The Fraunhofer IWS Dresden and Technische Universität Dresden inaugurated their jointly operated Center for Additive Manufacturing Dresden (AMCD) with a festive ceremony on February 7, 2017. Scientists from various disciplines perform research on materials, additive manufacturing processes and innovative technologies, which build up components in a layer by layer process. This technology opens up new horizons for component design and combinations of functions. For example during fabrication, electrical conductors and sensors are already able to be additively manufactured into components. They provide information about stress conditions of a product during operation.

The 3D-printing technology, or additive manufacturing as it is often called, has long made the step out of scientific research laboratories into industrial...

Im Focus: Mimicking nature's cellular architectures via 3-D printing

Research offers new level of control over the structure of 3-D printed materials

Nature does amazing things with limited design materials. Grass, for example, can support its own weight, resist strong wind loads, and recover after being...

Im Focus: Three Magnetic States for Each Hole

Nanometer-scale magnetic perforated grids could create new possibilities for computing. Together with international colleagues, scientists from the Helmholtz Zentrum Dresden-Rossendorf (HZDR) have shown how a cobalt grid can be reliably programmed at room temperature. In addition they discovered that for every hole ("antidot") three magnetic states can be configured. The results have been published in the journal "Scientific Reports".

Physicist Dr. Rantej Bali from the HZDR, together with scientists from Singapore and Australia, designed a special grid structure in a thin layer of cobalt in...

All Focus news of the innovation-report >>>

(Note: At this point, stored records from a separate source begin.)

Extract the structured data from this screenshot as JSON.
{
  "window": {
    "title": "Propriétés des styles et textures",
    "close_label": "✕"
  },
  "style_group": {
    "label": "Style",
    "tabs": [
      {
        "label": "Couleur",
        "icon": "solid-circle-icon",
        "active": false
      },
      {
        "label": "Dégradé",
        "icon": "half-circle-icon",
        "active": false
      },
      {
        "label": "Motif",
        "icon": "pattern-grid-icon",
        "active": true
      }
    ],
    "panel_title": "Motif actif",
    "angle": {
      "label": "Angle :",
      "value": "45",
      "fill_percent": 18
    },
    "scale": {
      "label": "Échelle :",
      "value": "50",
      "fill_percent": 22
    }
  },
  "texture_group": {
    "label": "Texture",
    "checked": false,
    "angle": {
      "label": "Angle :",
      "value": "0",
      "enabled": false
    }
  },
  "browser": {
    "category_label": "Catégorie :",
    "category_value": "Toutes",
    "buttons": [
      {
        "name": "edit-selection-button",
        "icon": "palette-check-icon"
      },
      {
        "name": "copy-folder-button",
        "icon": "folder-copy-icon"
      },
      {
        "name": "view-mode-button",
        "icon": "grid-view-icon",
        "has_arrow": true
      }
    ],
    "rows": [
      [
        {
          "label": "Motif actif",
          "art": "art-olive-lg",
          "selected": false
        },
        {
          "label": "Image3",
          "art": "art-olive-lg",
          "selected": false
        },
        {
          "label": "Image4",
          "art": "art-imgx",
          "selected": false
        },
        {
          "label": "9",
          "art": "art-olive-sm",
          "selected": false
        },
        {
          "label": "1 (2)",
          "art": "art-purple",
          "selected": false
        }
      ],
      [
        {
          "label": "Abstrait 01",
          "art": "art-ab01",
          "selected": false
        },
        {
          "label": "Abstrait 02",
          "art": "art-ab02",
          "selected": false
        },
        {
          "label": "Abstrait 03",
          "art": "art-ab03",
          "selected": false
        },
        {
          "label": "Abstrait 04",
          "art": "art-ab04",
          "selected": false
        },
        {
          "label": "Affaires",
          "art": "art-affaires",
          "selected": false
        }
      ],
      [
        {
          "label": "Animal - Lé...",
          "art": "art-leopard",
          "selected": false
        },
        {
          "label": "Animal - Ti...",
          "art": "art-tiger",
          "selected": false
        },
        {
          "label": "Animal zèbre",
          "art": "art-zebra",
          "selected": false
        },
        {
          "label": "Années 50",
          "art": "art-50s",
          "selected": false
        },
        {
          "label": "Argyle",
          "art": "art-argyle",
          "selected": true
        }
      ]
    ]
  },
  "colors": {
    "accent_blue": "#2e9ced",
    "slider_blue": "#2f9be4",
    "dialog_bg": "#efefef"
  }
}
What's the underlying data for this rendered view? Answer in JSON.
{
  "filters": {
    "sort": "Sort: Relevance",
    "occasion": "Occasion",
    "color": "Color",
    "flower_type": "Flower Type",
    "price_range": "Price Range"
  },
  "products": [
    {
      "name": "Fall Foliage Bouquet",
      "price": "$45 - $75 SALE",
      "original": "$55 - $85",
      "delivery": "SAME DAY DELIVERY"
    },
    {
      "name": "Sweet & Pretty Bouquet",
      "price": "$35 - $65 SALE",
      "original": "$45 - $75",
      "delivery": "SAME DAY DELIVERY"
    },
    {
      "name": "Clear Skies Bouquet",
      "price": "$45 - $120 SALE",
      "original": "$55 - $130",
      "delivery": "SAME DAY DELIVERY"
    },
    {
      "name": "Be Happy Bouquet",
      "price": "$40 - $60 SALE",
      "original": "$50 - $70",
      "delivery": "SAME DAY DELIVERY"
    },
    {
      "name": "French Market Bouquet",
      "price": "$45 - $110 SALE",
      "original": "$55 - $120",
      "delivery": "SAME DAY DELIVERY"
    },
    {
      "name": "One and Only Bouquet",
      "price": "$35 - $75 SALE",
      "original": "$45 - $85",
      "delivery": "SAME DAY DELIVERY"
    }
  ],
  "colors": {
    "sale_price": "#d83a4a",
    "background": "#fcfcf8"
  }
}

Anzeige

Anzeige

Event News

Booth and panel discussion – The Lindau Nobel Laureate Meetings at the AAAS 2017 Annual Meeting

13.02.2017 | Event News

Complex Loading versus Hidden Reserves

10.02.2017 | Event News

International Conference on Crystal Growth in Freiburg

09.02.2017 | Event News

 
Latest News

Switched-on DNA

20.02.2017 | Materials Sciences

Second cause of hidden hearing loss identified

20.02.2017 | Health and Medicine

Prospect for more effective treatment of nerve pain

20.02.2017 | Health and Medicine

VideoLinks
B2B-VideoLinks
More VideoLinks >>>